Oregon State University, students
OSU students, unite!

When I first joined the CLA Dean’s Office in 2014, I was asked to manage the CLA Research Award program.  The fund is provided by the OSU Research Office.  The Dean’s office and the Schools match to bring the total available funding to $40,000.  The funds are to support Liberal Arts research activities.  After learning the details and the process, I am grateful for the opportunity to manage the program.

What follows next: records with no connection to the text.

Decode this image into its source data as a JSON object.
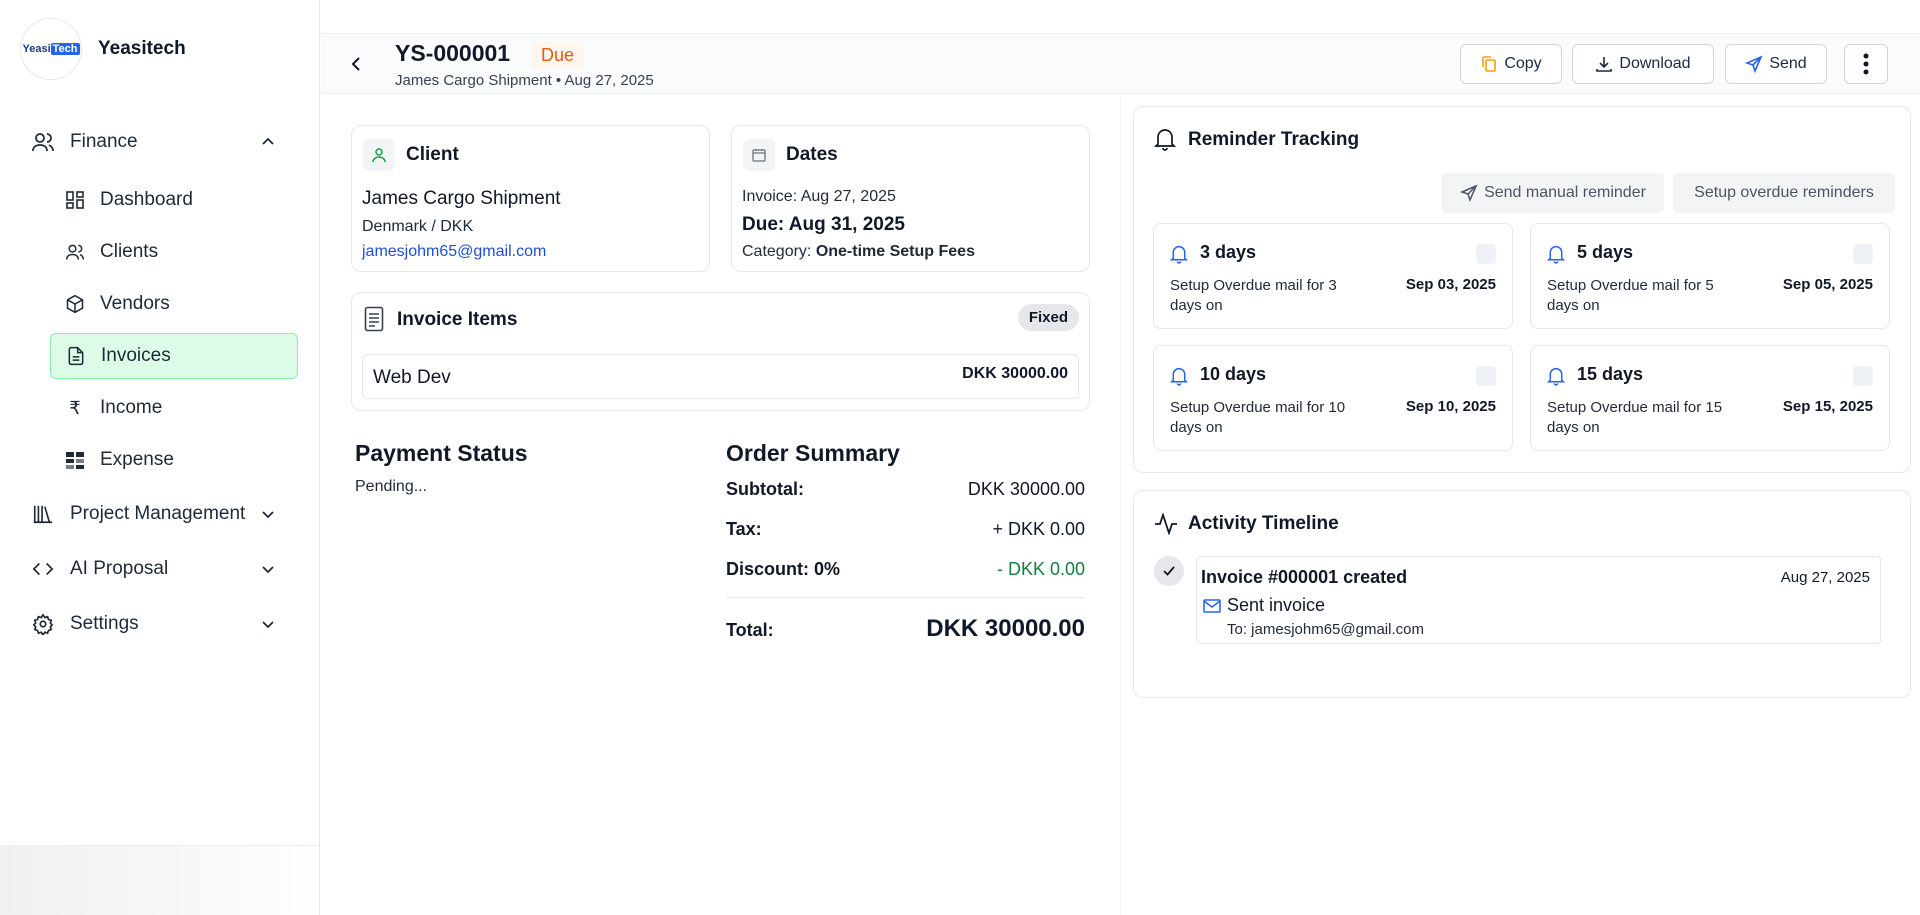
{
  "brand": {
    "name": "Yeasitech",
    "logo_text_a": "Yeasi",
    "logo_text_b": "Tech"
  },
  "sidebar": {
    "finance": {
      "label": "Finance"
    },
    "items": [
      {
        "label": "Dashboard"
      },
      {
        "label": "Clients"
      },
      {
        "label": "Vendors"
      },
      {
        "label": "Invoices"
      },
      {
        "label": "Income"
      },
      {
        "label": "Expense"
      }
    ],
    "project_management": {
      "label": "Project Management"
    },
    "ai_proposal": {
      "label": "AI Proposal"
    },
    "settings": {
      "label": "Settings"
    }
  },
  "header": {
    "invoice_number": "YS-000001",
    "status": "Due",
    "subtitle": "James Cargo Shipment • Aug 27, 2025",
    "copy_label": "Copy",
    "download_label": "Download",
    "send_label": "Send"
  },
  "client": {
    "title": "Client",
    "name": "James Cargo Shipment",
    "location": "Denmark / DKK",
    "email": "jamesjohm65@gmail.com"
  },
  "dates": {
    "title": "Dates",
    "invoice": "Invoice: Aug 27, 2025",
    "due": "Due: Aug 31, 2025",
    "category_label": "Category: ",
    "category_value": "One-time Setup Fees"
  },
  "invoice_items": {
    "title": "Invoice Items",
    "badge": "Fixed",
    "items": [
      {
        "name": "Web Dev",
        "amount": "DKK 30000.00"
      }
    ]
  },
  "payment_status": {
    "title": "Payment Status",
    "value": "Pending..."
  },
  "order_summary": {
    "title": "Order Summary",
    "subtotal_label": "Subtotal:",
    "subtotal_value": "DKK 30000.00",
    "tax_label": "Tax:",
    "tax_value": "+ DKK 0.00",
    "discount_label": "Discount: 0%",
    "discount_value": "- DKK 0.00",
    "total_label": "Total:",
    "total_value": "DKK 30000.00"
  },
  "reminders": {
    "title": "Reminder Tracking",
    "manual_label": "Send manual reminder",
    "setup_label": "Setup overdue reminders",
    "cards": [
      {
        "title": "3 days",
        "desc": "Setup Overdue mail for 3 days on",
        "date": "Sep 03, 2025"
      },
      {
        "title": "5 days",
        "desc": "Setup Overdue mail for 5 days on",
        "date": "Sep 05, 2025"
      },
      {
        "title": "10 days",
        "desc": "Setup Overdue mail for 10 days on",
        "date": "Sep 10, 2025"
      },
      {
        "title": "15 days",
        "desc": "Setup Overdue mail for 15 days on",
        "date": "Sep 15, 2025"
      }
    ]
  },
  "activity": {
    "title": "Activity Timeline",
    "entries": [
      {
        "title": "Invoice #000001 created",
        "date": "Aug 27, 2025",
        "event": "Sent invoice",
        "to": "To: jamesjohm65@gmail.com"
      }
    ]
  },
  "colors": {
    "accent_green": "#dcfce7",
    "due_orange": "#ea580c",
    "link_blue": "#1d4ed8",
    "discount_green": "#15803d"
  }
}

As stated on the CLA Research website, the awards are primarily intended to assist faculty members in the initiation of new creative or scholarly activities and for projects that will result in further external funding, or improve the position of the faculty member in applying for funding.  Furthermore, the project must culminate in a concrete result (a peer-reviewed journal article submitted for publication, a performance, a professional exhibition, a grant proposal).  And moreover, preference is given to projects that enhance the status and visibility of the College and the University. The program helps highlight the research and scholarship efforts of our fellow faculty members. Because at the end of the day, there’s actually quite a lot of liberal arts research happening here at OSU.

2016 CLA Research Awards

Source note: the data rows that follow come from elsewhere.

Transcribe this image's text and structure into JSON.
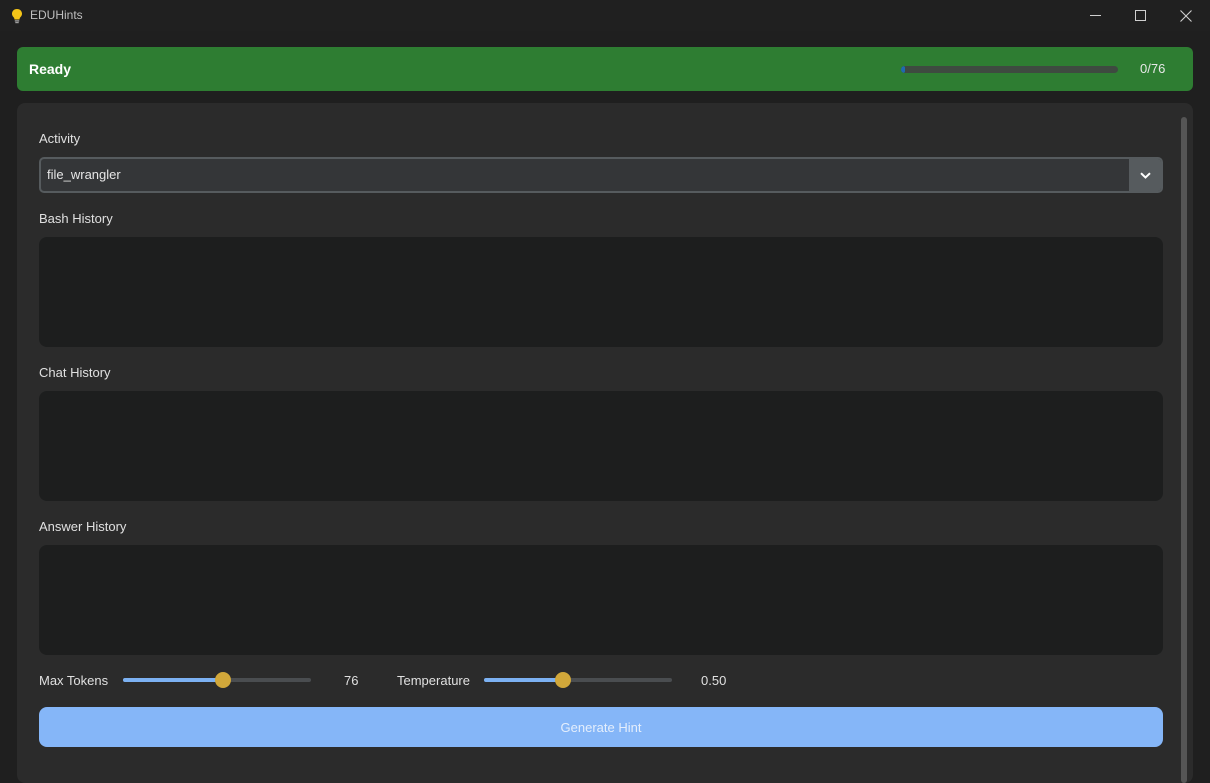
{
  "window": {
    "title": "EDUHints",
    "icons": {
      "app": "lightbulb-icon",
      "minimize": "minimize-icon",
      "maximize": "maximize-icon",
      "close": "close-icon"
    }
  },
  "status": {
    "text": "Ready",
    "progress_fraction": 0.02,
    "progress_text": "0/76",
    "color": "#2e7d32"
  },
  "form": {
    "activity": {
      "label": "Activity",
      "value": "file_wrangler",
      "icon": "chevron-down-icon"
    },
    "bash_history": {
      "label": "Bash History",
      "value": ""
    },
    "chat_history": {
      "label": "Chat History",
      "value": ""
    },
    "answer_history": {
      "label": "Answer History",
      "value": ""
    },
    "max_tokens": {
      "label": "Max Tokens",
      "value_text": "76",
      "fraction": 0.53
    },
    "temperature": {
      "label": "Temperature",
      "value_text": "0.50",
      "fraction": 0.42
    },
    "generate_label": "Generate Hint"
  },
  "colors": {
    "accent": "#85b6f8",
    "knob": "#d1a73a",
    "slider_fill": "#7cb1f2"
  }
}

In 2016, we received eleven applications.  After a review by a four-member committee, eight proposals were selected for funding.  The projects included research about a film director, another about perception and cognition, others  about identity, pollution, and how cultural capital can help college student success.   We even selected a creative writing project to help an author meet a publisher’s deadline, and a project to collect scholarly essays by OSU CLA researchers on coastal culture resiliency to be published by a leading academic press.  All very exciting and much needed work!  Here is the list of the 2016 funded projects, with links to the researchers’ websites.

  • Nabil Boudraa, Algeria on screen: The Films of Merzak Allouache
  • Nick Dybek, The End of a Perfect Year: A Novel
  • Allison Hurst, Measuring the Acquisition and Deployment of Social and Cultural Capital among First-Generation College Students
  • Christina Leon, Dusty Skin: Manuel Ramos Otero’s Queer Self-Translations
  • Lisa Price, Heritage and Resilience of Coastal and Marine Culture: Views from the Liberal Arts
  • Christopher Sanchez, Enhancing creative cognition via manipulations of perceptual fluency
  • Adam Schwartz, Talking about race with white-identified, U.S.-born Spanish faculty
  • Bryan Tilt, China’s Air Pollution Crisis:  Public Perceptions and Responses

Several of the 2016 awardees have already submitted their reports.  So far, I can say that the award program is doing what it’s supposed to do.  I am looking forward to receiving the other reports.  And I look forward to writing a future blog post detailing the success of some of those projects.

What’s next?

I am looking forward to announcing the 2017 CLA Research Awards.  The deadline just passed.  While I can’t say much about the proposals now, I can say that we received eleven applications again.  Is eleven a magic number?  I thought it was three?

Look for a future blog post on the 2017 awardees.

-Eric Wayne Dickey, CLA Research Program Manager

A new day for Liberal Arts Research

What is Liberal Arts Research?

“Liberal Arts” and “research” are rarely used in the same sentence.  Or are they?  Maybe research and exploration have always been here, and we are simply not trained to see it as such.  Data collection and reflection have always been a part of liberal arts.  Maybe it’s the word “research” itself that has become too narrowly defined.

reflection pool
photo credit: Eric Wayne Dickey

Why blog?

This blog will serve as a platform to showcase the many research activities happening at Oregon State University’s College of Liberal Arts.

What’s next?

The next blog posts will contain information about the open call for proposals for the 2017-2018 CLA Research Awards Program.   I will also post information about the progress and outcomes of the 2016-2017 CLA Research Awards projects.  The award program is co-sponsored by the OSU Research Office, the CLA Office of the Dean, and each of the Schools within CLA.

From Psychological Sciences to Public Policy, Anthropology to Communication, History, Music, Literature, and more, Liberal Arts research is alive and well!